> **TASK STATEMENT**
Where the string "count" occurs in the material below, report the whole line.

> **DATA UNDER STUDY**
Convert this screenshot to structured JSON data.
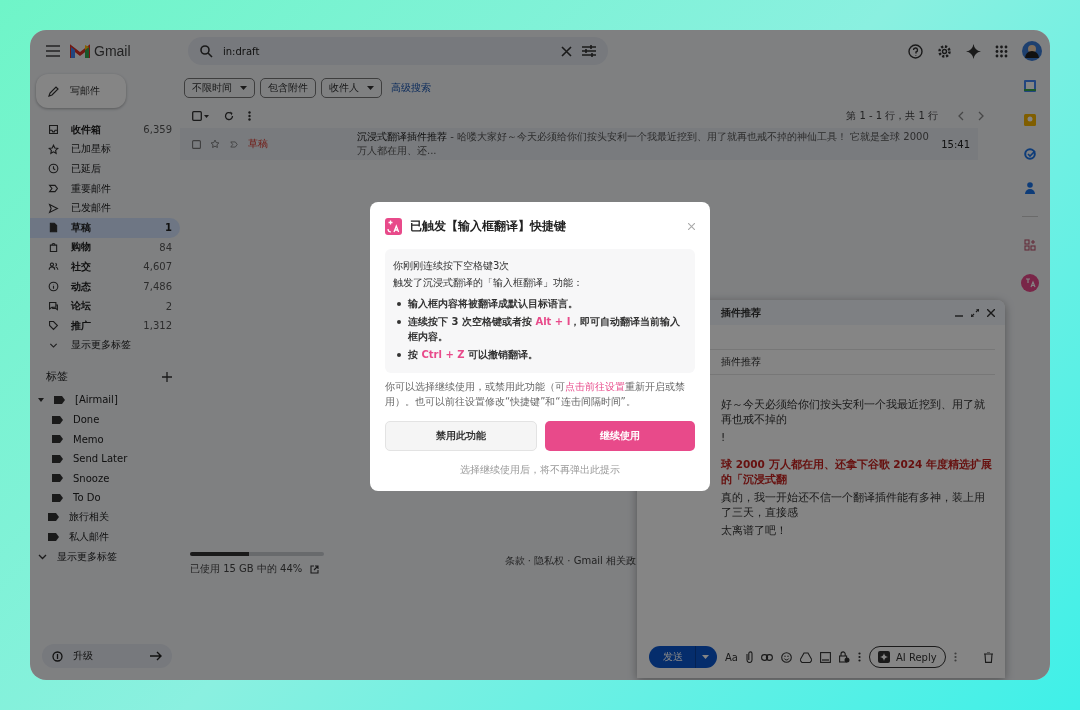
{
  "header": {
    "app_name": "Gmail",
    "search_value": "in:draft"
  },
  "compose_button": "写邮件",
  "sidebar": {
    "items": [
      {
        "kind": "inbox",
        "label": "收件箱",
        "count": "6,359",
        "unread": true,
        "selected": false
      },
      {
        "kind": "starred",
        "label": "已加星标",
        "unread": false,
        "selected": false
      },
      {
        "kind": "snoozed",
        "label": "已延后",
        "unread": false,
        "selected": false
      },
      {
        "kind": "important",
        "label": "重要邮件",
        "unread": false,
        "selected": false
      },
      {
        "kind": "sent",
        "label": "已发邮件",
        "unread": false,
        "selected": false
      },
      {
        "kind": "drafts",
        "label": "草稿",
        "count": "1",
        "unread": true,
        "selected": true
      },
      {
        "kind": "purchases",
        "label": "购物",
        "count": "84",
        "unread": true,
        "selected": false
      },
      {
        "kind": "social",
        "label": "社交",
        "count": "4,607",
        "unread": true,
        "selected": false
      },
      {
        "kind": "updates",
        "label": "动态",
        "count": "7,486",
        "unread": true,
        "selected": false
      },
      {
        "kind": "forums",
        "label": "论坛",
        "count": "2",
        "unread": true,
        "selected": false
      },
      {
        "kind": "promotions",
        "label": "推广",
        "count": "1,312",
        "unread": true,
        "selected": false
      },
      {
        "kind": "more",
        "label": "显示更多标签",
        "unread": false,
        "selected": false
      }
    ],
    "labels_title": "标签",
    "labels": [
      {
        "label": "[Airmail]",
        "expanded": true,
        "children": [
          {
            "label": "Done"
          },
          {
            "label": "Memo"
          },
          {
            "label": "Send Later"
          },
          {
            "label": "Snooze"
          },
          {
            "label": "To Do"
          }
        ]
      },
      {
        "label": "旅行相关"
      },
      {
        "label": "私人邮件"
      }
    ],
    "labels_more": "显示更多标签",
    "upgrade": "升级"
  },
  "filters": {
    "chips": [
      {
        "label": "不限时间",
        "dropdown": true
      },
      {
        "label": "包含附件",
        "dropdown": false
      },
      {
        "label": "收件人",
        "dropdown": true
      }
    ],
    "advanced": "高级搜索"
  },
  "list": {
    "pagination": "第 1 - 1 行，共 1 行",
    "rows": [
      {
        "label": "草稿",
        "subject": "沉浸式翻译插件推荐",
        "snippet": " - 哈喽大家好～今天必须给你们按头安利一个我最近挖到、用了就再也戒不掉的神仙工具！ 它就是全球 2000 万人都在用、还...",
        "time": "15:41"
      }
    ]
  },
  "storage": {
    "level": 0.44,
    "text": "已使用 15 GB 中的 44%"
  },
  "footer_links": "条款 · 隐私权 · Gmail 相关政",
  "compose": {
    "title": "插件推荐",
    "subject": "插件推荐",
    "body": [
      {
        "kind": "plain",
        "text": "好～今天必须给你们按头安利一个我最近挖到、用了就再也戒不掉的"
      },
      {
        "kind": "plain",
        "text": "!"
      },
      {
        "kind": "highlight",
        "text": "球 2000 万人都在用、还拿下谷歌 2024 年度精选扩展的「沉浸式翻"
      },
      {
        "kind": "plain",
        "text": "真的，我一开始还不信一个翻译插件能有多神，装上用了三天，直接感"
      },
      {
        "kind": "plain",
        "text": "太离谱了吧！"
      }
    ],
    "send": "发送",
    "format": "Aa",
    "ai_reply": "AI Reply"
  },
  "dialog": {
    "title": "已触发【输入框翻译】快捷键",
    "intro": [
      "你刚刚连续按下空格键3次",
      "触发了沉浸式翻译的「输入框翻译」功能："
    ],
    "bullets": [
      "输入框内容将被翻译成默认目标语言。",
      "连续按下 3 次空格键或者按 **Alt + I**，即可自动翻译当前输入框内容。",
      "按 **Ctrl + Z** 可以撤销翻译。"
    ],
    "note_before": "你可以选择继续使用，或禁用此功能（可",
    "note_link": "点击前往设置",
    "note_after": "重新开启或禁用）。也可以前往设置修改“快捷键”和“连击间隔时间”。",
    "disable": "禁用此功能",
    "continue": "继续使用",
    "footnote": "选择继续使用后，将不再弹出此提示"
  }
}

> **RESPONSE AREA**
        "count": "6,359",
        "count": "1",
        "count": "84",
        "count": "4,607",
        "count": "7,486",
        "count": "2",
        "count": "1,312",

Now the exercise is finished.